How To Handle Commercial Asphalt Paving Adjacent To Public Roads
One of the biggest challenges in the business of commercial asphalt paving is dealing with the interface between private and public areas. Public roads are often the arteries that bring the lifeblood of business to a commercial location. It is important to ensure you handle these interfaces properly. Be aware of these three things whenever your commercial asphalt connects with public roads.
Just because a road is there doesn't mean you're free to connect it or that it would be wise to do so. Most municipalities have rules regarding how commercial locations connect with surrounding streets, roads, and highways. A major reason these rules exist is to ensure that traffic can flow safely to, from, and around businesses.
Depending on the rules where your business resides, you may need to do a study of the impact your connections will have on the flow of traffic. You will also likely have to seek approval from a local board for each connection. On the upside, most communities want businesses to thrive so the board will want to help you get this right.
Many local roadways have curbs. These are often present to channel water toward storm drainage systems without creating hazards for traffic. Some localities also have rules about listing addresses on curbsides to ensure all street addresses are identifiable without walking up to the buildings on them.
Curbing requirements vary widely from city to city and even within neighborhoods of cities. In some locations, the city will allow a commercial asphalt paving services company to connect your surface directly to the asphalt of the local roadway. Other locations may require the asphalt paving to stop before it hits the curb.
Whenever possible, you don't want drainage from your property to create problems along the adjoining roadways. Ideally, your property will have connections to the local stormwater drainage system. Usually, a commercial asphalt paving services contractor can gently slope parts of a parking lot or side street to direct water into the drains on your property.
If the location has major drainage issues, asphalt may also be part of the solution. Contractors can often create porous asphalt mixtures. While these surfaces don't serve as drainage systems in their own right, they can allow some water to go through the asphalt and into the ground. This will encourage drying on your property and limit how much water will flood onto the public roads during heavy storms.

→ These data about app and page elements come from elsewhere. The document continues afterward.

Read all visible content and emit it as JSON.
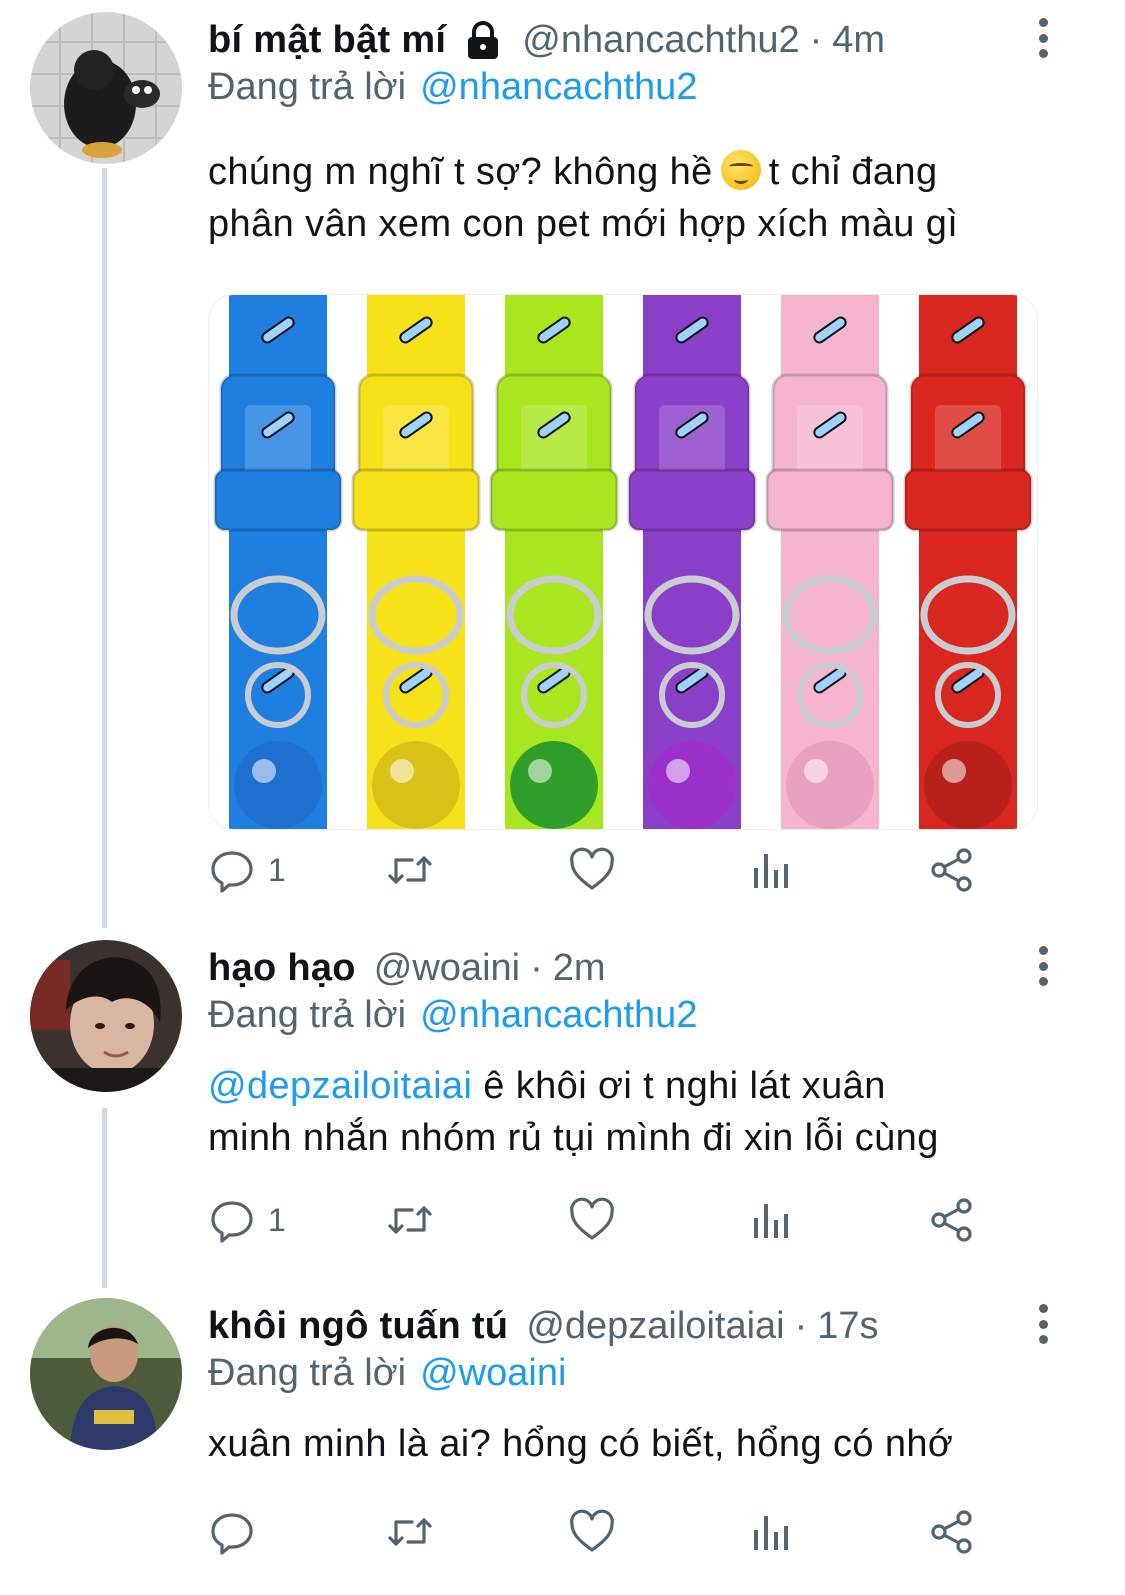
{
  "colors": {
    "accent": "#1d9bf0",
    "muted": "#536471",
    "text": "#0f1419",
    "thread_line": "#cfd9de"
  },
  "tweets": [
    {
      "name": "bí mật bật mí",
      "locked": true,
      "handle": "@nhancachthu2",
      "separator": "·",
      "time": "4m",
      "reply_prefix": "Đang trả lời",
      "reply_to": "@nhancachthu2",
      "text_line1_a": "chúng m nghĩ t sợ? không hề",
      "emoji": "smirk-emoji",
      "text_line1_b": "t chỉ đang",
      "text_line2": "phân vân xem con pet mới hợp xích màu gì",
      "media": {
        "description_icon": "pet-collars-image",
        "collar_colors": [
          "#1f7fe0",
          "#f7e21a",
          "#a8e61f",
          "#8a3fc9",
          "#f6b5cf",
          "#d9261f"
        ]
      },
      "reply_count": "1"
    },
    {
      "name": "hạo hạo",
      "handle": "@woaini",
      "separator": "·",
      "time": "2m",
      "reply_prefix": "Đang trả lời",
      "reply_to": "@nhancachthu2",
      "mention": "@depzailoitaiai",
      "text_line1": "ê khôi ơi t nghi lát xuân",
      "text_line2": "minh nhắn nhóm rủ tụi mình đi xin lỗi cùng",
      "reply_count": "1"
    },
    {
      "name": "khôi ngô tuấn tú",
      "handle": "@depzailoitaiai",
      "separator": "·",
      "time": "17s",
      "reply_prefix": "Đang trả lời",
      "reply_to": "@woaini",
      "text_line1": "xuân minh là ai? hổng có biết, hổng có nhớ",
      "reply_count": ""
    }
  ],
  "icons": {
    "reply": "reply-icon",
    "retweet": "retweet-icon",
    "like": "heart-icon",
    "analytics": "analytics-icon",
    "share": "share-icon",
    "more": "more-options-icon",
    "lock": "lock-icon"
  }
}
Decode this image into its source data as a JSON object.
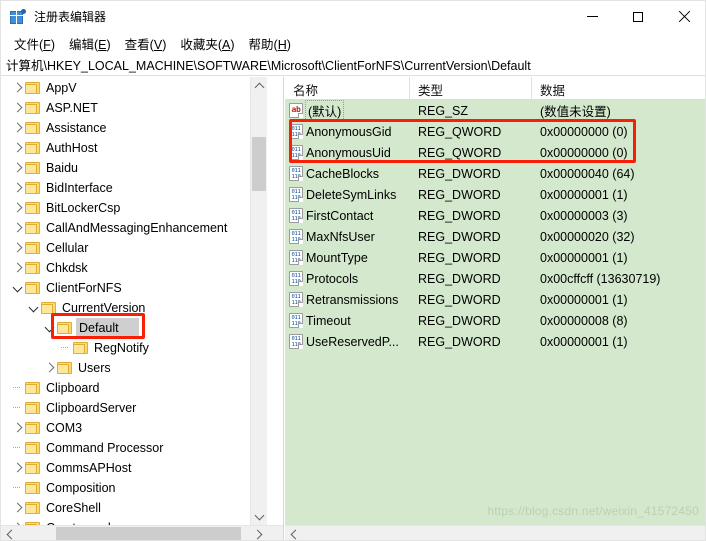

Reach out to a company that offers commercial asphalt paving services to learn more.